As I was then learning in class, this diverse combination of peoples and traditions from different regions is not exclusive to Charles’s brand of jazz, or even to jazz more generally; it is a theme repeated again and again throughout the history of the Americas. Take the word “creole,” for instance. Often defined as a person of mixed European and African descent, it also applies to cultures, languages, or religions that are a syncretic outgrowth of such a mixture. In Charles’s deft hands, the word becomes a metaphor for something much wider, celebrating (but never glorifying) the New World as a point of contact with virtually unlimited creative possibilities—possibilities that persisted despite, or perhaps because of, a colonial past of slavery, racism, and genocide.

If Charles’s work is any indication, this Pan-American creative wellspring is far from dry. His 2013 album, Creole Soul, weaves together musical threads as diverse as Thelonious Monk and Bob Marley, and his 2016 release, San Jose Suite, pays tribute to the people of three cities currently or formerly named San Jose (in California, Costa Rica, and Trinidad). I am certain that without my class on Latin American racial dynamics, I would have been unable to appreciate the full implications of projects like these; similarly, without my seminar about 1950s jazz, I couldn’t have put Charles’s boundary-pushing music in its proper context. But without the experience of that live performance in April 2017, my academic perspective on the music would’ve remained just that—academic. The Mondavi Center made it personal.

Nearly every act I’ve seen at the Center since the start of my freshman year has been intellectually stimulating. Many have introduced me to musicians I will follow for years to come, such as Cuban pianist Harold López-Nussa or Jazz at Lincoln Center Orchestra bassist Carlos Henriquez. No matter the style or presentation format, all of the performers I’ve seen here have taught me something unique about the place or musical tradition that they come from, whether it’s a rooftop in Mali (as in the case of Ballaké Sissoko) or a neighborhood in Miami (as in the title of one of López-Nussa’s songs). All of them have become an integral part of my college education.

If this cross-talk between academics and the arts isn’t something you typically expect from a research university like UC Davis, that only makes it all the more special.
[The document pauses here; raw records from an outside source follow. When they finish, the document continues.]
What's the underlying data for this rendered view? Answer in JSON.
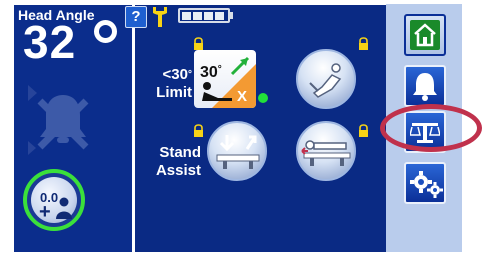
{
  "left_panel": {
    "head_angle_label": "Head Angle",
    "head_angle_value": "32",
    "scale_zero_label": "0.0"
  },
  "top_bar": {
    "help_label": "?",
    "battery_level": 1.0
  },
  "positions": {
    "limit_label_line1": "<30",
    "limit_label_line2": "Limit",
    "limit_tile_text": "30",
    "limit_tile_mark": "X",
    "stand_assist_line1": "Stand",
    "stand_assist_line2": "Assist"
  },
  "colors": {
    "panel": "#0a2a84",
    "nav_background": "#b9ccec",
    "accent_green": "#22e13a",
    "warning_orange": "#f39a33",
    "highlight": "#c0314c"
  }
}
After all, how many university campuses—and how many university students, for that matter—are lucky enough to have a place like the Mondavi Center only a short bike ride away?

 

Author Bio: Michael Montgomery is a third-year student at UC Davis. He is majoring in Marine and Coastal Science, with planned minors in History and Professional Writing, and is considering a career in science writing. This will be his second year serving on the Mondavi Center’s Arts and Lectures Committee.